### [Problem]
From the entries that follow, work out how many lines contain "options". Write the number only.
(Data Opens)
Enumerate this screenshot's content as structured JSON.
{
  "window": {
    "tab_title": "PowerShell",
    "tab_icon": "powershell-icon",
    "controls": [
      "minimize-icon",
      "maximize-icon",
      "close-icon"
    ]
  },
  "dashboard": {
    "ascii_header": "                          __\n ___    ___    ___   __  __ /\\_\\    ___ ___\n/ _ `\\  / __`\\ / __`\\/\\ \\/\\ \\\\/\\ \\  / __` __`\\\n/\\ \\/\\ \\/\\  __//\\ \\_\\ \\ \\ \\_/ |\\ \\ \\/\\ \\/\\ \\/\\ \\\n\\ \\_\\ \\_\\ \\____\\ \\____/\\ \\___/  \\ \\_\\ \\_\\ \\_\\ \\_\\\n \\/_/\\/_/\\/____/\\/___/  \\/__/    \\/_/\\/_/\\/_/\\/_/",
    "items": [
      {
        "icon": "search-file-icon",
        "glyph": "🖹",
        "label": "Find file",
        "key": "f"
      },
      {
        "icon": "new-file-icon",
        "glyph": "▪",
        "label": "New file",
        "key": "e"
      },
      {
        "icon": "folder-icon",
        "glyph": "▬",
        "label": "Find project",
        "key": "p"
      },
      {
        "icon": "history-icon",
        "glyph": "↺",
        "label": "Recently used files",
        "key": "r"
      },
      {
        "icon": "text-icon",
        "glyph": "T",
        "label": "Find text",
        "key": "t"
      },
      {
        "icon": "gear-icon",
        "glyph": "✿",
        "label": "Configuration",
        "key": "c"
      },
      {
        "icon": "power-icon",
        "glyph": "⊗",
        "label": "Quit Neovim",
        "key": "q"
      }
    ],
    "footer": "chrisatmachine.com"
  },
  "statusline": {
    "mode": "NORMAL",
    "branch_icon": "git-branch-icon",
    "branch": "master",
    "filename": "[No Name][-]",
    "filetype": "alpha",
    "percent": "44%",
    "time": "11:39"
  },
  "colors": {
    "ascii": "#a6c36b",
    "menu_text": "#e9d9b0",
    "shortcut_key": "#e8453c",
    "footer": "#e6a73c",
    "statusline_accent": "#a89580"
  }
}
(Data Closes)
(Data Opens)
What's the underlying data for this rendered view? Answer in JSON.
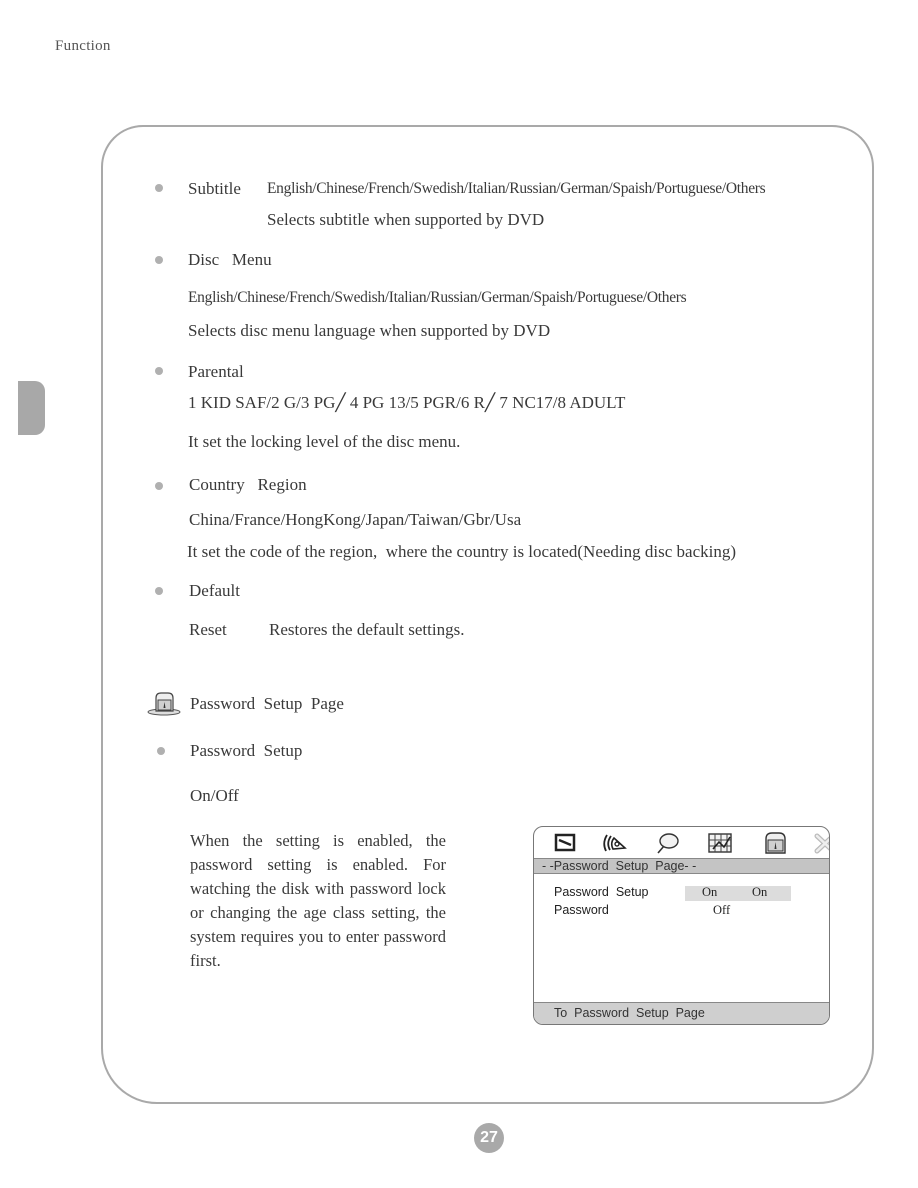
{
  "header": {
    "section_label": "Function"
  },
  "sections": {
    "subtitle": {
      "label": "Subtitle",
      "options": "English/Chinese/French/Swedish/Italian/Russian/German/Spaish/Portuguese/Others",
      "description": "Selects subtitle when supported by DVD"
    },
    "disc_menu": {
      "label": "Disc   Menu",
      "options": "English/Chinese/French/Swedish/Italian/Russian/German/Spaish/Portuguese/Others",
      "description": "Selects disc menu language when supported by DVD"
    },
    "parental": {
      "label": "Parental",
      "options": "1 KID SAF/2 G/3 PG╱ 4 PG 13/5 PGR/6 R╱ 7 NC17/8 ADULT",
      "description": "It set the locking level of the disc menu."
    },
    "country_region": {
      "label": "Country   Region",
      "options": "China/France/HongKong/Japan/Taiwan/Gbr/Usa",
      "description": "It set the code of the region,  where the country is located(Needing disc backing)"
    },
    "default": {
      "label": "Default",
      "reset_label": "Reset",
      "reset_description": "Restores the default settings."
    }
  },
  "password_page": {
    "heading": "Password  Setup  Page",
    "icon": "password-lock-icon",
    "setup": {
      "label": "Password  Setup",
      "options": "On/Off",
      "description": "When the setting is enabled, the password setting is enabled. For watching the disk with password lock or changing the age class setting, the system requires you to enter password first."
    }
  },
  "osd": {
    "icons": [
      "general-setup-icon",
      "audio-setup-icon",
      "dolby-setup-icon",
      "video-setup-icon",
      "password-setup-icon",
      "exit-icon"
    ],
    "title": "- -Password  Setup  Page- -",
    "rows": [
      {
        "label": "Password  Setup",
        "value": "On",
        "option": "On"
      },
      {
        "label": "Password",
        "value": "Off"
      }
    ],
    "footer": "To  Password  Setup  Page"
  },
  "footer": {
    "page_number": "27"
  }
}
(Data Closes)
### [Reply to the exercise]
5